This situation has been compounded by the loss of foreign workers, including thousands of Thai nationals, many of whom have returned home.
Sir Lankan Ambassador to Israel Nimal Bandara said he has been working tirelessly with the Israeli and Sri Lankan governments to find a solution to the problem
Bandara said he was devastated by the Hamas atrocities on October 7.
Two Sri Lankan caregivers, Anula Ratnayaka, 49, and Sujith Yatawara, 48, both of whom lived and worked on Kibbutz Be’eri, were murdered in the attacks, leaving the Sri Lankan community here and in the homeland shaken to its core, he said.
Bandara said he immediately took action, identifying their bodies and arranging for their repatriation.
He also encouraged Sri Lankan citizens in Israel to remain here and help with the war effort by donating blood and volunteering on farms. None of them returned home, he said, adding that they stayed to help wherever possible.
Recognizing that the lack of manpower was a significant problem, Bandara said he met with Agriculture and Rural Development Minister Avi Ditcher, Director-General Oren Lavi, and Senior Deputy Director-General Yakov Poleg to discuss how Sri Lankan workers could help. They agreed on a plan of action, he said.
Thousands of work permits being issued to Sri Lankans
With a significant number of vacancies, thousands of permits are being issued to Sri Lankans for this project, which is being administered “government to government,” with no private-sector involvement, Bandara said.
The Sri Lanka Bureau of Foreign Employment is interviewing and choosing applicants in Sri Lanka, representatives of the Sri Lankan embassy said. Sri Lankans who are selected will start to arrive in small numbers over the next few weeks, depending on flight availability. They will have to cover the cost of their flights, which the bureau will arrange on their behalf.
The Sri Lankan embassy in Israel and the Population and Immigration Authority will coordinate the project in Israel.

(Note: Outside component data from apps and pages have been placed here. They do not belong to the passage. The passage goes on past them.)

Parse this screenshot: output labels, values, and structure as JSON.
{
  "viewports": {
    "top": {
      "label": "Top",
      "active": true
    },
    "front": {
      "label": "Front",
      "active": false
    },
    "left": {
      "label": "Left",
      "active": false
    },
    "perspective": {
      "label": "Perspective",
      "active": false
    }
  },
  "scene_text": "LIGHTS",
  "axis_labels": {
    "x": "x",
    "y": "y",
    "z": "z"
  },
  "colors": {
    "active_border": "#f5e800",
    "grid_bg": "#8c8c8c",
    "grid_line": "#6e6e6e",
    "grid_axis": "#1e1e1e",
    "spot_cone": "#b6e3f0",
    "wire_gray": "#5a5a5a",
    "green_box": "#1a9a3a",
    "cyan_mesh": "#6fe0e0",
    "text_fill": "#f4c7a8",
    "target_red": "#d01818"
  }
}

Upon arrival, most of the Sri Lankans will work in the agriculture and construction sectors. A smaller number will work as caregivers alongside the Sri Lankans who already live and work in Israel in this field.
While for many years, Sri Lankans have been an integral part of the caregiving community in Israel, the new arrangement will see their role expand among the workforce. Bandara anticipates that this will be beneficial for both countries.
Not only will Israel be able to service its construction and agriculture sectors, thereby boosting its economy, but the Sri Lankan economy will receive a considerable boost through the workers who send money home to their families, he said.
“This strengthening of ties between the two countries, both of which can expect to see economic growth as a result, has been a welcome development in an otherwise bleak period,” Bandara said.